___ DATA PROVIDED ___

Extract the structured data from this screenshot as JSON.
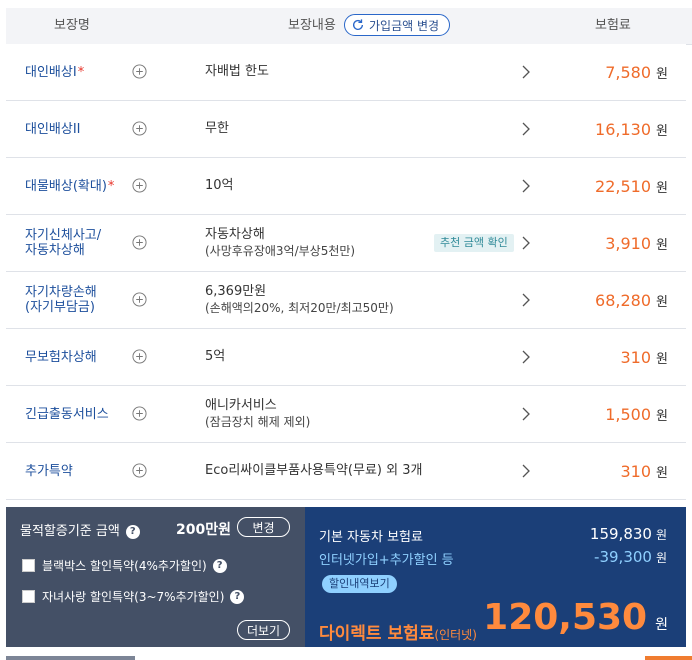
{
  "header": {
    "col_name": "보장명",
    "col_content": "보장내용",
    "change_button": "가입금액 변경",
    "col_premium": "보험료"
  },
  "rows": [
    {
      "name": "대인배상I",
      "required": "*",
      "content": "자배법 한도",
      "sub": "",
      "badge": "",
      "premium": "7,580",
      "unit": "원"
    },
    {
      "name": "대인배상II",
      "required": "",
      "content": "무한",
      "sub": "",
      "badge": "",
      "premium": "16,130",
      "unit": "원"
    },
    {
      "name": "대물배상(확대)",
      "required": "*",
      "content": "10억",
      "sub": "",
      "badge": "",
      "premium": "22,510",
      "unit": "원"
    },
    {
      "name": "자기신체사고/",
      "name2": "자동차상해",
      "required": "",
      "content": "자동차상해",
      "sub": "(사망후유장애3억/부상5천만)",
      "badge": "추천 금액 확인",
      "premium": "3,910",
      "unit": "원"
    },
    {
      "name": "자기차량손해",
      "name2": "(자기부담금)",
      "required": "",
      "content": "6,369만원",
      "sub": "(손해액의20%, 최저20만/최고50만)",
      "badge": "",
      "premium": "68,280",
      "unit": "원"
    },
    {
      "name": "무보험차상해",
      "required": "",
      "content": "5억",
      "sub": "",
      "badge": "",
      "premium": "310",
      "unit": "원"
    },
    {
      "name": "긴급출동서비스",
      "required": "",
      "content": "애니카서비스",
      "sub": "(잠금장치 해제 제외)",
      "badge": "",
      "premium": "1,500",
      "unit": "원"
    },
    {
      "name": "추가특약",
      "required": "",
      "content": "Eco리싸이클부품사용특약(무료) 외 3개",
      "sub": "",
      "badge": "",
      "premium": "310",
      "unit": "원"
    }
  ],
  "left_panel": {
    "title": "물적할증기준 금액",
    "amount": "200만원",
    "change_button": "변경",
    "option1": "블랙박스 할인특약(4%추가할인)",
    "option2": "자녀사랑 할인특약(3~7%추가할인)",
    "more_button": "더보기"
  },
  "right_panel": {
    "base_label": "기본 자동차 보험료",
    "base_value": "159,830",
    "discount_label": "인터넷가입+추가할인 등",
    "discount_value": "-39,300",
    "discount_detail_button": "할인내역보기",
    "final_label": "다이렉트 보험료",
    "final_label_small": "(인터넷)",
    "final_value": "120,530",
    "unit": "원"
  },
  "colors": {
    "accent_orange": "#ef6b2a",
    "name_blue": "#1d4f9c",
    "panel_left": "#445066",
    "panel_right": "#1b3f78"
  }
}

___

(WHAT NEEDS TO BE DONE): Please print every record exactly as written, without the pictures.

(SOLVED PROBLEM):
Extract the structured data from this screenshot as JSON.
{
  "header": {
    "col_name": "보장명",
    "col_content": "보장내용",
    "change_button": "가입금액 변경",
    "col_premium": "보험료"
  },
  "rows": [
    {
      "name": "대인배상I",
      "required": "*",
      "content": "자배법 한도",
      "sub": "",
      "badge": "",
      "premium": "7,580",
      "unit": "원"
    },
    {
      "name": "대인배상II",
      "required": "",
      "content": "무한",
      "sub": "",
      "badge": "",
      "premium": "16,130",
      "unit": "원"
    },
    {
      "name": "대물배상(확대)",
      "required": "*",
      "content": "10억",
      "sub": "",
      "badge": "",
      "premium": "22,510",
      "unit": "원"
    },
    {
      "name": "자기신체사고/",
      "name2": "자동차상해",
      "required": "",
      "content": "자동차상해",
      "sub": "(사망후유장애3억/부상5천만)",
      "badge": "추천 금액 확인",
      "premium": "3,910",
      "unit": "원"
    },
    {
      "name": "자기차량손해",
      "name2": "(자기부담금)",
      "required": "",
      "content": "6,369만원",
      "sub": "(손해액의20%, 최저20만/최고50만)",
      "badge": "",
      "premium": "68,280",
      "unit": "원"
    },
    {
      "name": "무보험차상해",
      "required": "",
      "content": "5억",
      "sub": "",
      "badge": "",
      "premium": "310",
      "unit": "원"
    },
    {
      "name": "긴급출동서비스",
      "required": "",
      "content": "애니카서비스",
      "sub": "(잠금장치 해제 제외)",
      "badge": "",
      "premium": "1,500",
      "unit": "원"
    },
    {
      "name": "추가특약",
      "required": "",
      "content": "Eco리싸이클부품사용특약(무료) 외 3개",
      "sub": "",
      "badge": "",
      "premium": "310",
      "unit": "원"
    }
  ],
  "left_panel": {
    "title": "물적할증기준 금액",
    "amount": "200만원",
    "change_button": "변경",
    "option1": "블랙박스 할인특약(4%추가할인)",
    "option2": "자녀사랑 할인특약(3~7%추가할인)",
    "more_button": "더보기"
  },
  "right_panel": {
    "base_label": "기본 자동차 보험료",
    "base_value": "159,830",
    "discount_label": "인터넷가입+추가할인 등",
    "discount_value": "-39,300",
    "discount_detail_button": "할인내역보기",
    "final_label": "다이렉트 보험료",
    "final_label_small": "(인터넷)",
    "final_value": "120,530",
    "unit": "원"
  },
  "colors": {
    "accent_orange": "#ef6b2a",
    "name_blue": "#1d4f9c",
    "panel_left": "#445066",
    "panel_right": "#1b3f78"
  }
}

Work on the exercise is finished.